Phineas Underwood, Jr

Many thanks to Janice Maurer Erickson for supplying this information.

The book THE UNDERWOODS FAMILIES IN AMERICA states that Phineas, Jr. was an intense abolitionist in early anti-slavery days; a teacher in the public schools and a surveyor and assessor in Cass County. 

Per family history, in 1833 Phineas and his father had a dairy in New York City that failed and they came to Illinois. Phineas Sr. had previously traveled to Cass County, then part of Morgan Co to secure land here owed him as a veteran of the Revolution. There is some documentation about this in the Congressional proceedings of the 1820s.

On their trip to Illinois, family history relates that as they were coming down the Ohio River there was a great meteor shower. Susan did not come up on deck to see it as she was pregnant with Rachel. History reports that on November 13, 1833 there was a great meteor shower.

Appeared on the voter list in Cass County in 1837.

Was first head of Cass County Masons. His picture hangs in the Beardstown Masonic Lodge. 

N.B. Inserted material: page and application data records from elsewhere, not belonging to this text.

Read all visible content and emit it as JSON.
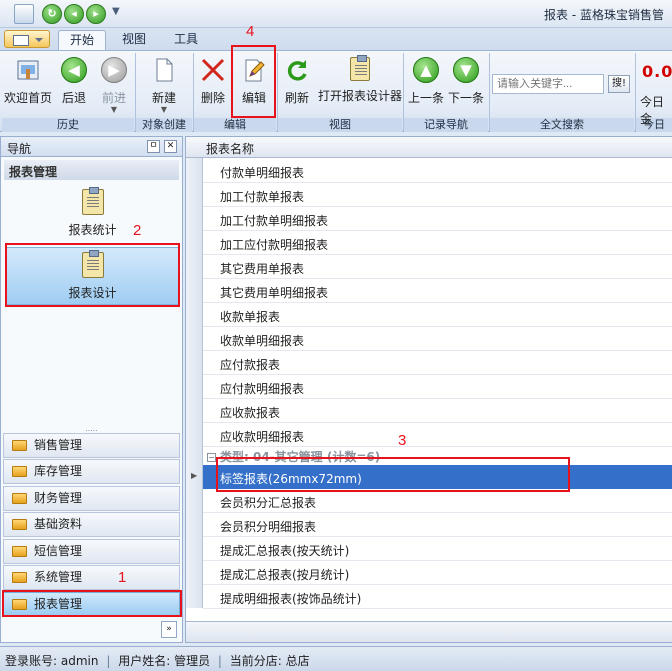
{
  "window": {
    "title": "报表 - 蓝格珠宝销售管"
  },
  "tabs": [
    {
      "label": "开始"
    },
    {
      "label": "视图"
    },
    {
      "label": "工具"
    }
  ],
  "ribbon": {
    "groups": [
      {
        "label": "历史"
      },
      {
        "label": "对象创建"
      },
      {
        "label": "编辑"
      },
      {
        "label": "视图"
      },
      {
        "label": "记录导航"
      },
      {
        "label": "全文搜索"
      },
      {
        "label": "今日"
      }
    ],
    "buttons": {
      "home": "欢迎首页",
      "back": "后退",
      "forward": "前进",
      "new": "新建",
      "delete": "删除",
      "edit": "编辑",
      "refresh": "刷新",
      "open_designer": "打开报表设计器",
      "prev": "上一条",
      "next": "下一条"
    },
    "search": {
      "placeholder": "请输入关键字...",
      "button": "搜!"
    },
    "today": {
      "value": "0.0",
      "label": "今日金"
    }
  },
  "nav": {
    "title": "导航",
    "pin": "ㅁ",
    "close": "✕",
    "section": "报表管理",
    "items": [
      {
        "label": "报表统计"
      },
      {
        "label": "报表设计"
      }
    ],
    "categories": [
      {
        "label": "销售管理"
      },
      {
        "label": "库存管理"
      },
      {
        "label": "财务管理"
      },
      {
        "label": "基础资料"
      },
      {
        "label": "短信管理"
      },
      {
        "label": "系统管理"
      },
      {
        "label": "报表管理"
      }
    ],
    "more": "»"
  },
  "grid": {
    "header": "报表名称",
    "rows_top": [
      "付款单明细报表",
      "加工付款单报表",
      "加工付款单明细报表",
      "加工应付款明细报表",
      "其它费用单报表",
      "其它费用单明细报表",
      "收款单报表",
      "收款单明细报表",
      "应付款报表",
      "应付款明细报表",
      "应收款报表",
      "应收款明细报表"
    ],
    "group": "类型: 04-其它管理 (计数=6)",
    "rows_bottom": [
      "标签报表(26mmx72mm)",
      "会员积分汇总报表",
      "会员积分明细报表",
      "提成汇总报表(按天统计)",
      "提成汇总报表(按月统计)",
      "提成明细报表(按饰品统计)"
    ]
  },
  "status": {
    "account_label": "登录账号:",
    "account": "admin",
    "name_label": "用户姓名:",
    "name": "管理员",
    "branch_label": "当前分店:",
    "branch": "总店"
  },
  "annotations": [
    "1",
    "2",
    "3",
    "4"
  ],
  "colors": {
    "selection": "#3470c9",
    "annotation": "#e8121c",
    "accent": "#98afd0"
  }
}
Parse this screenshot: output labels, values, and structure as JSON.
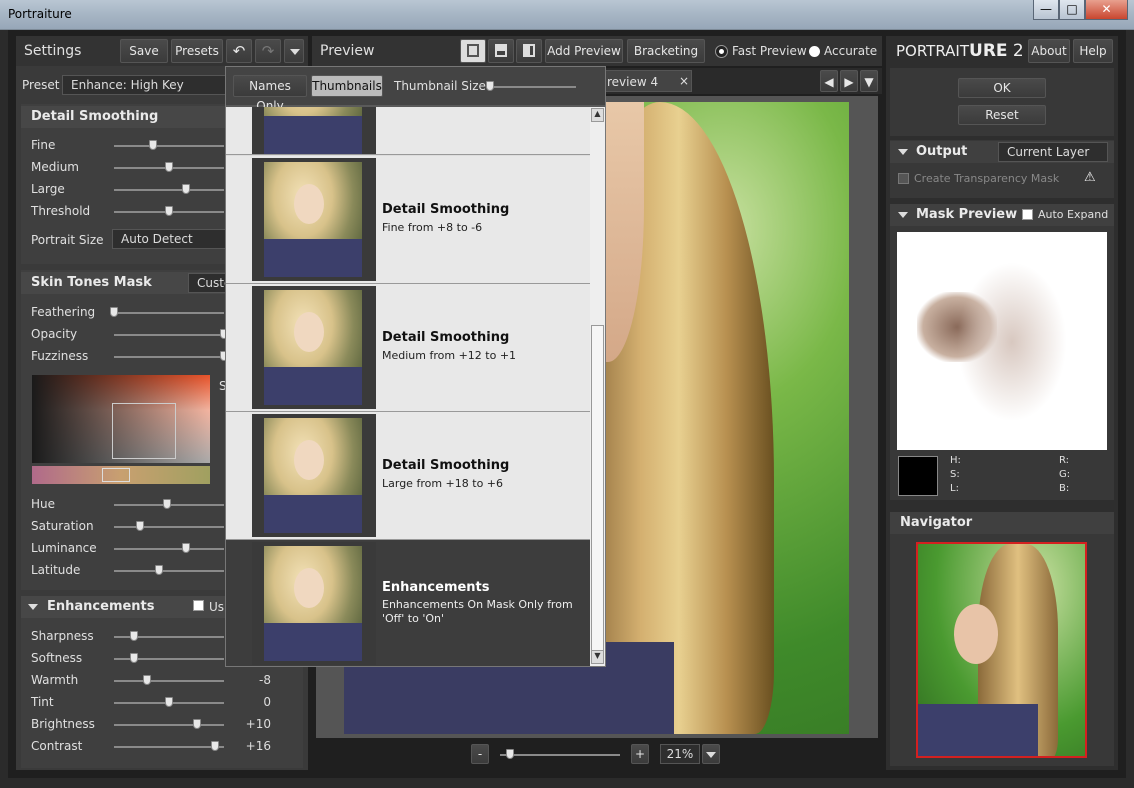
{
  "window": {
    "title": "Portraiture",
    "min": "—",
    "max": "□",
    "close": "✕"
  },
  "settings": {
    "title": "Settings",
    "save": "Save",
    "presets": "Presets",
    "undo": "↶",
    "redo": "↷",
    "preset_label": "Preset",
    "preset_value": "Enhance: High Key"
  },
  "detail": {
    "title": "Detail Smoothing",
    "sliders": [
      {
        "label": "Fine",
        "pos": 0.35
      },
      {
        "label": "Medium",
        "pos": 0.5
      },
      {
        "label": "Large",
        "pos": 0.65
      },
      {
        "label": "Threshold",
        "pos": 0.5
      }
    ],
    "portrait_size_label": "Portrait Size",
    "portrait_size_value": "Auto Detect"
  },
  "skin": {
    "title": "Skin Tones Mask",
    "mode": "Custo",
    "sliders": [
      {
        "label": "Feathering",
        "pos": 0
      },
      {
        "label": "Opacity",
        "pos": 1
      },
      {
        "label": "Fuzziness",
        "pos": 1
      }
    ],
    "swatch_s": "S",
    "hsl": [
      {
        "label": "Hue",
        "pos": 0.48
      },
      {
        "label": "Saturation",
        "pos": 0.24
      },
      {
        "label": "Luminance",
        "pos": 0.65
      },
      {
        "label": "Latitude",
        "pos": 0.41
      }
    ]
  },
  "enh": {
    "title": "Enhancements",
    "use_label": "Us",
    "sliders": [
      {
        "label": "Sharpness",
        "pos": 0.18,
        "value": ""
      },
      {
        "label": "Softness",
        "pos": 0.18,
        "value": ""
      },
      {
        "label": "Warmth",
        "pos": 0.3,
        "value": "-8"
      },
      {
        "label": "Tint",
        "pos": 0.5,
        "value": "0"
      },
      {
        "label": "Brightness",
        "pos": 0.75,
        "value": "+10"
      },
      {
        "label": "Contrast",
        "pos": 0.92,
        "value": "+16"
      }
    ]
  },
  "preview": {
    "title": "Preview",
    "add": "Add Preview",
    "bracketing": "Bracketing",
    "fast": "Fast Preview",
    "accurate": "Accurate",
    "tab": "review 4",
    "tab_close": "×",
    "zoom": "21%",
    "minus": "-",
    "plus": "+"
  },
  "popup": {
    "names_only": "Names Only",
    "thumbnails": "Thumbnails",
    "thumb_size": "Thumbnail Size",
    "items": [
      {
        "title": "Detail Smoothing",
        "sub": "Fine from +8 to -6"
      },
      {
        "title": "Detail Smoothing",
        "sub": "Medium from +12 to +1"
      },
      {
        "title": "Detail Smoothing",
        "sub": "Large from +18 to +6"
      },
      {
        "title": "Enhancements",
        "sub": "Enhancements On Mask Only from",
        "sub2": "'Off' to 'On'"
      }
    ]
  },
  "right": {
    "brand_a": "PORTRAIT",
    "brand_b": "URE",
    "brand_ver": " 2",
    "about": "About",
    "help": "Help",
    "ok": "OK",
    "reset": "Reset",
    "output_title": "Output",
    "output_value": "Current Layer",
    "transparency": "Create Transparency Mask",
    "mask_title": "Mask Preview",
    "auto_expand": "Auto Expand",
    "h": "H:",
    "s": "S:",
    "l": "L:",
    "r": "R:",
    "g": "G:",
    "b": "B:",
    "nav_title": "Navigator"
  }
}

The Grand Lodge of Illinois meeting at Jacksonville October 2, 1843 -- resolution issued to charter the Cass Lodge, as Lodge #23. Phineas Underwood as Master and 14 members. Met in Virginia. In 1845 the Meeting place was changed to Beardstown. 

From Virginia Newspaper (photo copy with no date or paper name)

Death of Phinehas Underwood
Last Monday evening our city was startled by the intelligence that Phinehas Underwood, an old and respected citizen of this county had been struck by the train on the Wabash railroad. On hearing of the accident a GAZETTE reporter went out to the Wabash depot, and succeeded in gathering the following particulars: It appears that Mr. Underwood had left his farm, some six or seven miles northeast of town, late in the afternoon on his way to his daughter's, Mrs. Rachel Anderson, of this city. Arriving at Anderson, a small station within two miles of this city, he sat down on the railroad track and waited the coming of the 7 o'clock passenger to bear him the rest of his journey. As is the usual habit of all passengers, he stepped to one side of the track and flagged the train by a wave of his hand. Just as the engine approached him greatly slackened up, but not sufficient to come to a stop, Mr. Underwood returned to the track and was in the act of picking up his cane or some other article which he might have dropped while waiting, when he was struck on the left side of the head, fracturing the skull and knocking him senseless, from which time he was unconscious of all surroundings, not being able to speak or recognize any of his family. In this condition he was put aboard the train and brought to the depot, and from there conveyed to the residence of his daughter above mentioned. Drs. Hubbard and Colladay were immediately summoned, and did all in their power to ease their sufferer's pains, but to no avail, and at 8:30 his soul passed on to another and better world. Mr. Underwood was in his 85th year, and for many years resident of this county. He was a man well spoken of by his neighbors and fellowmen, as a sober, industrious and law abiding citizen, whose courteous friendship will be greatly missed by many. Deceased was the father of three surviving children, Mrs. Rachel Anderson of this city, Mrs. Susan Cowan, who now resides upon the homestead, and Thos. Underwood, of Missouri, who have the heart-felt sympathy of the community.

Mr. Underwood was a member in good standing of the Masonic Order for sixty years; he was also a faithful and devoted Christian for fifty years, and at the time of his death an honored member of the M.E. Church.

Funeral services were held at the residence of his daughter, in this city, on Thursday, after which the remains were interred in the Biddlecome graveyeard, followed to their resting place by a large concourse of relatives and friends.

Note that the Biddlecome cemetery is also known as the Powell cemetery and is located on Shiloh Road West of Campbell Road.